Element data from apps and pages
—————
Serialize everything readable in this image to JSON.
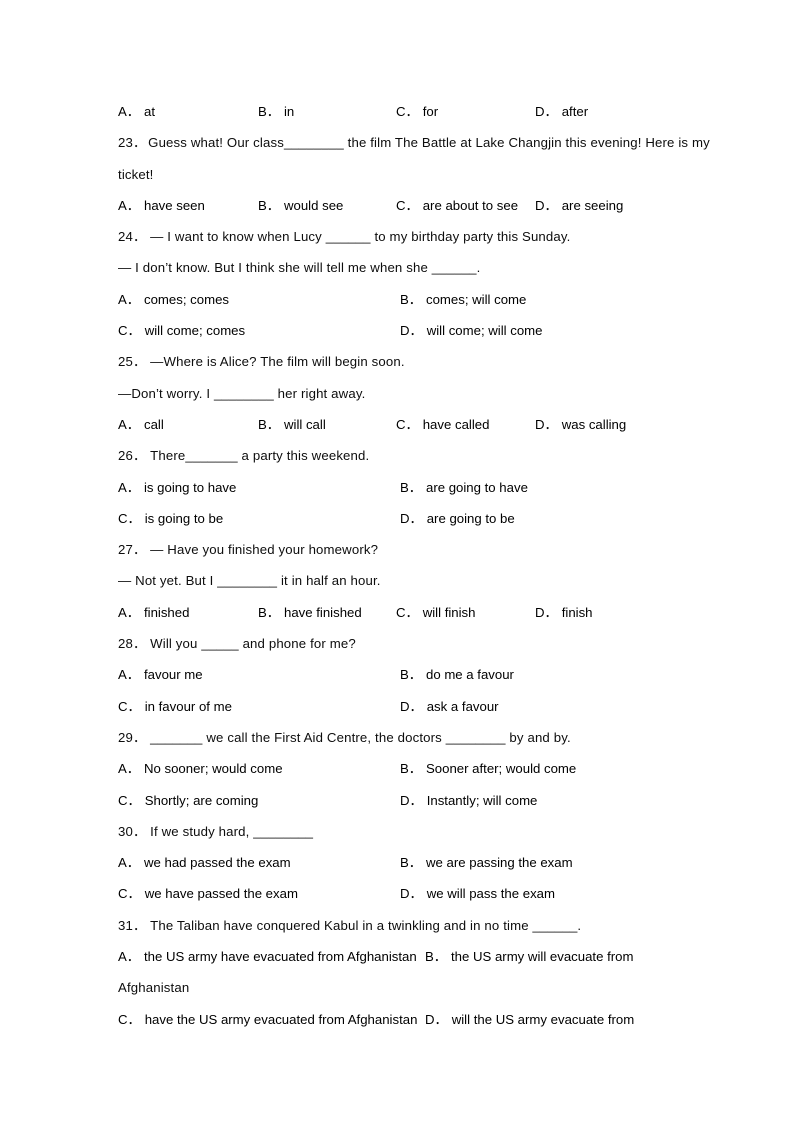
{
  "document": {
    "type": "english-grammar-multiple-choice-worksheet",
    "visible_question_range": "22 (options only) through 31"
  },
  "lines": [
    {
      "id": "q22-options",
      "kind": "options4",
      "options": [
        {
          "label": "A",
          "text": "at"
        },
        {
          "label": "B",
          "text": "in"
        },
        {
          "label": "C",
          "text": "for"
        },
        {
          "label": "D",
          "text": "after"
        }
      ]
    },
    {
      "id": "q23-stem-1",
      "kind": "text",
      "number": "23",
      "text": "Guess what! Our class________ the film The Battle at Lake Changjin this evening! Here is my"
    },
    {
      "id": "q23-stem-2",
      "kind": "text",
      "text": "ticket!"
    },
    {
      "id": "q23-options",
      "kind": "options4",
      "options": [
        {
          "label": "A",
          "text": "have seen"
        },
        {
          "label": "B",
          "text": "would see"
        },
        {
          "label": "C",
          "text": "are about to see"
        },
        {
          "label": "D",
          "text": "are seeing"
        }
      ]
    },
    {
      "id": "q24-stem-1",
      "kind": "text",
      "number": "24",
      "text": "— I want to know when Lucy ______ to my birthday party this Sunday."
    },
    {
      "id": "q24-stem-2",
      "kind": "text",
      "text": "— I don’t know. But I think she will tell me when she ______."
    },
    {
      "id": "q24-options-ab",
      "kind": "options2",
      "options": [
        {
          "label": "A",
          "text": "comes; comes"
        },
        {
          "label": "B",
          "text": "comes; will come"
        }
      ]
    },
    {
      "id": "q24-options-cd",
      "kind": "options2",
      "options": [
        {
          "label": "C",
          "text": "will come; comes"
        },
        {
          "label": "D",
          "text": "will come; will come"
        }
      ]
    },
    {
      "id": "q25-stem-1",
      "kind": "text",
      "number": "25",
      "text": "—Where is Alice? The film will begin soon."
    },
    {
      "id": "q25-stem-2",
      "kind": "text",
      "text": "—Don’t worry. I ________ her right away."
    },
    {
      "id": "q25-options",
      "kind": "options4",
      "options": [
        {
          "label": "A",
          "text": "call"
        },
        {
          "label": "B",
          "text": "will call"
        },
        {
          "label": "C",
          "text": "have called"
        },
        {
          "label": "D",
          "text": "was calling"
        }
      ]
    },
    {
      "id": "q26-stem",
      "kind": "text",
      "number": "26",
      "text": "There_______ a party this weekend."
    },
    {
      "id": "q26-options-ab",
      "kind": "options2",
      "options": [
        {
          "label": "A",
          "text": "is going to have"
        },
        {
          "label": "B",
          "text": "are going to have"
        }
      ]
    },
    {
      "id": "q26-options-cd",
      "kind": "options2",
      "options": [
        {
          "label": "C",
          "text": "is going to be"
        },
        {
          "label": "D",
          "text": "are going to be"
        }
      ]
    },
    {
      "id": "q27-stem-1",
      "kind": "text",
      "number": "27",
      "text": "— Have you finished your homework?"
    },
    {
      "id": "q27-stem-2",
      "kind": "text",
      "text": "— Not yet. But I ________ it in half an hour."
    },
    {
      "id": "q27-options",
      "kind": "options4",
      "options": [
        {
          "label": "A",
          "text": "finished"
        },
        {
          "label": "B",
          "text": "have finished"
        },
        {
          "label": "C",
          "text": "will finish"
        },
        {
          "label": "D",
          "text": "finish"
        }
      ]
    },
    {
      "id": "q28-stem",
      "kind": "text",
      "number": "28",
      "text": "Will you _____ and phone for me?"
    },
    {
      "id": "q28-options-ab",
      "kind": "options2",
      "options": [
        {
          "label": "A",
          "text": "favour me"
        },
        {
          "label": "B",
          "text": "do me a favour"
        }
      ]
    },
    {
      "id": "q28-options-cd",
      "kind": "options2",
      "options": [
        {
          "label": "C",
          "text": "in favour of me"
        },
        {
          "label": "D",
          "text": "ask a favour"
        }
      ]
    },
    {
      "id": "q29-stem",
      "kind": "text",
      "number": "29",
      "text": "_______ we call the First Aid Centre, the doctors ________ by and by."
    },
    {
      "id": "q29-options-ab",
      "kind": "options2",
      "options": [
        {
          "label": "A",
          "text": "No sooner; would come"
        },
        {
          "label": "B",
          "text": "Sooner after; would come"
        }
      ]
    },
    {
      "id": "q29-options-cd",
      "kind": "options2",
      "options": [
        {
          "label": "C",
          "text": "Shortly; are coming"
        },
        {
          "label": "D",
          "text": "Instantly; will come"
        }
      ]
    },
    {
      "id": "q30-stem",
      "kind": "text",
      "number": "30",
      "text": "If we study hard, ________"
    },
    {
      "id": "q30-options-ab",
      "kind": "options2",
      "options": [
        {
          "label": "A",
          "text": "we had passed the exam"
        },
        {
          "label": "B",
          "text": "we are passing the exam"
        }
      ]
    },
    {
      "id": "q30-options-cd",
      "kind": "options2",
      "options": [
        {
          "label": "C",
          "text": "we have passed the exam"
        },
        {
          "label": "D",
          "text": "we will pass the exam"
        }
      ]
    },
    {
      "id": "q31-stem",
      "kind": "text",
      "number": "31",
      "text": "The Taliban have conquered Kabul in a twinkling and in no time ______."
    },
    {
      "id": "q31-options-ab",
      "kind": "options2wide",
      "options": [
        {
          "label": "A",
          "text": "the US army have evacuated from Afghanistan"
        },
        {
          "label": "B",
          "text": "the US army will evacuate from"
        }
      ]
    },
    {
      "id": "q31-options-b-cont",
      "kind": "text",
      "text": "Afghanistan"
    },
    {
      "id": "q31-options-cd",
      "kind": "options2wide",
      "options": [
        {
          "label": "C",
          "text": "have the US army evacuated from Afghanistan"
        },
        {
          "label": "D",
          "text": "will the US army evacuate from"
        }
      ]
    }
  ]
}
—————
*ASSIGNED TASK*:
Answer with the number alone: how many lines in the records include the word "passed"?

*YOUR SOLUTION*:
2